In further experiments we found that the clay can also be produced without the use of sulfur. From this we concluded that this is a physical phenomenon, the thermoacoustic effect. This is based on the thermodynamic cycle in which the air is made to vibrate due to temperature differences above and below the iron wool. ?(C) Nachrichten aus der Chemie
"The focus of our work was the vitamin C stress in the kitchen," said Timo and Thomas. And so they demonstrated, among other things, that in an aqueous solution the loss of vitamins after standing for four hours was already over 10 percent and that vigorous stirring (oxygen exposure) and heat are particularly effective vitamin C killers. The losses were enormous, especially when heating in a pressure cooker. The addition of cyclodextrin, a permitted food additive, was able to reduce losses by over 80 percent at higher temperatures. The students not only analyzed the vitamin C content, but also the spatial structure of the host-guest relationship between cyclodextrin and vitamin C. They also called the topic of their work ?News from the molecular kitchen: Cyclodextrin protects vitamin C?. And they also had products from their molecular cuisine on offer at the national competition from May 21 to 24 in Osnabrück: self-pressed orange juice, pasteurized kiwi juice and jams made from mango and kiwi.
"Synthesis of Opals" For the first time since 2003, the German Chemical Society (GDCh) has again awarded a special prize at this year's 43rd national competition "Jugend forscht". The award was given to a work in chemistry that particularly successfully combined theory and practice. The winning team, Felix Brunner, Raphaela Baumann and Johanna Kaltenbach from the Georg Kerschensteiner School in Müllheim (district of Breisgau-Hochschwarzwald) received the special prize of 1,000 euros for the successful synthesis of opals using simple means. "I was impressed that this team of students has succeeded in producing artificial opals with the simple means available to a school, solely on the basis of very good theoretical knowledge of Materials Science and intelligently carried out experiments," said the former GDCh president with admiration Professor Dr. Henning Hopf after the award ceremony on May 24th. This is a nice practical example from chemistry with everyday relevance, which almost has a craft character.

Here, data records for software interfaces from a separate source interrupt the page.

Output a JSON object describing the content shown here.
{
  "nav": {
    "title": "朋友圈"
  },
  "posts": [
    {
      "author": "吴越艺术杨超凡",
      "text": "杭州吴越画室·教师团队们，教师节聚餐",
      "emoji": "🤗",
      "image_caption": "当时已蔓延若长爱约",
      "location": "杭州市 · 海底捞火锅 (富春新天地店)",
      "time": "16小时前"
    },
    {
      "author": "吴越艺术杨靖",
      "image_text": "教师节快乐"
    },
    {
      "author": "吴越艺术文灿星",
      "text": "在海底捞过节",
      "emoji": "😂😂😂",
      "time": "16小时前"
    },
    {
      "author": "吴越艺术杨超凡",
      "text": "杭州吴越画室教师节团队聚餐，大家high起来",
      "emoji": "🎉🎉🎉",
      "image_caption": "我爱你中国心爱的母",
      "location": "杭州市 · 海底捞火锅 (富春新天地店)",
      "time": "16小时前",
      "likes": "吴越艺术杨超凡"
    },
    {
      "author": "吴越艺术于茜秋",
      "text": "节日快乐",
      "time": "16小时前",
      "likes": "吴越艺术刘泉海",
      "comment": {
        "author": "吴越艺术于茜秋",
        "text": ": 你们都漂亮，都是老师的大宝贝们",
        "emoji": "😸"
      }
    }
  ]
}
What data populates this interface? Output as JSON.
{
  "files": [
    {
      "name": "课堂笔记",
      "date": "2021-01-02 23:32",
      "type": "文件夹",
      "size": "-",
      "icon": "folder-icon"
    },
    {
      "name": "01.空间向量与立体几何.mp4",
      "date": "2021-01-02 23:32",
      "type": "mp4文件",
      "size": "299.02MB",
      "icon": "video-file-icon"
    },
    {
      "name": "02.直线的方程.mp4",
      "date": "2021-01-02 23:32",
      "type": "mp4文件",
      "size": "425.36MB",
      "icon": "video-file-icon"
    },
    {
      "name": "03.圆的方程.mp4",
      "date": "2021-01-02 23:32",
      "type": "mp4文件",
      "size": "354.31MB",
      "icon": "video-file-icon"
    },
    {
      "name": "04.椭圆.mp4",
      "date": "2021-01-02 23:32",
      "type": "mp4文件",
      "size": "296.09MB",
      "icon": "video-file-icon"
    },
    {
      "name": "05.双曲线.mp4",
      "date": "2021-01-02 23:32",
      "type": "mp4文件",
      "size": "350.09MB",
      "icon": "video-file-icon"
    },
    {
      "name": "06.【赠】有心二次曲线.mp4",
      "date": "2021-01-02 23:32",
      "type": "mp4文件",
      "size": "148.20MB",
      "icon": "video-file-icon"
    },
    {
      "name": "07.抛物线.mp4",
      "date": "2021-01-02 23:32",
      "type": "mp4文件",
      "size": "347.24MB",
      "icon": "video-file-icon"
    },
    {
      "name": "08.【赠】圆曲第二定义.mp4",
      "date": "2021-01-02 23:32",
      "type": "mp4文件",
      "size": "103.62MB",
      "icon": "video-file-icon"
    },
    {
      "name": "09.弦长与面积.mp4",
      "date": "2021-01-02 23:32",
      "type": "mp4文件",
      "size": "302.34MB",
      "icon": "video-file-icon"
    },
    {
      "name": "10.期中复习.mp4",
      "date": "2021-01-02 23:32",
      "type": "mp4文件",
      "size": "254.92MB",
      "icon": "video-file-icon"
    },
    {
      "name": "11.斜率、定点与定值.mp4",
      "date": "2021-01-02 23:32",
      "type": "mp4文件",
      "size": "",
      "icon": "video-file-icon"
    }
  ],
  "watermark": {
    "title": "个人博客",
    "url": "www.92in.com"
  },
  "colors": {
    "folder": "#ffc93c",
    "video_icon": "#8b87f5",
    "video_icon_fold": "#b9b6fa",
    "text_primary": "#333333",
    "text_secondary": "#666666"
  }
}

Overall, Hopf was very pleased with the high level of the presentations at the national ?Jugend forscht? competition, which took place in Bremerhaven from May 22nd to 25th.
From 2004 to 2007, the GDCh special award for Jugend forscht was not awarded, as it was initially only intended as a one-off event for the 2003 Year of Chemistry. In the years that followed, the GDCh became more and more involved in promoting young people, so that the special award was resumed in 2008 and has been awarded annually since then.
"Diffusion speed in aqueous solution" Anyone who drinks their coffee with milk is familiar with the phenomenon that Julia Drehmer, Angela Marx and Kathrin Brandt dealt with. Without the influence of external forces, coffee and milk mix to form a homogeneous liquid. This so-called diffusion is caused by the independent and disordered movement of ions, atoms and molecules. The students were interested in whether the mixing takes place at a certain, unchangeable speed. To do this, they investigated the diffusion path of permanganate ions and copper (II) ions at different time intervals. Result: The diffusion speed depends on the type of ions and their concentration. The place and time of the mixing process also play a role. (c) Jugend forscht e. V.
last modified: 22.05.2023 09:59 H from N/A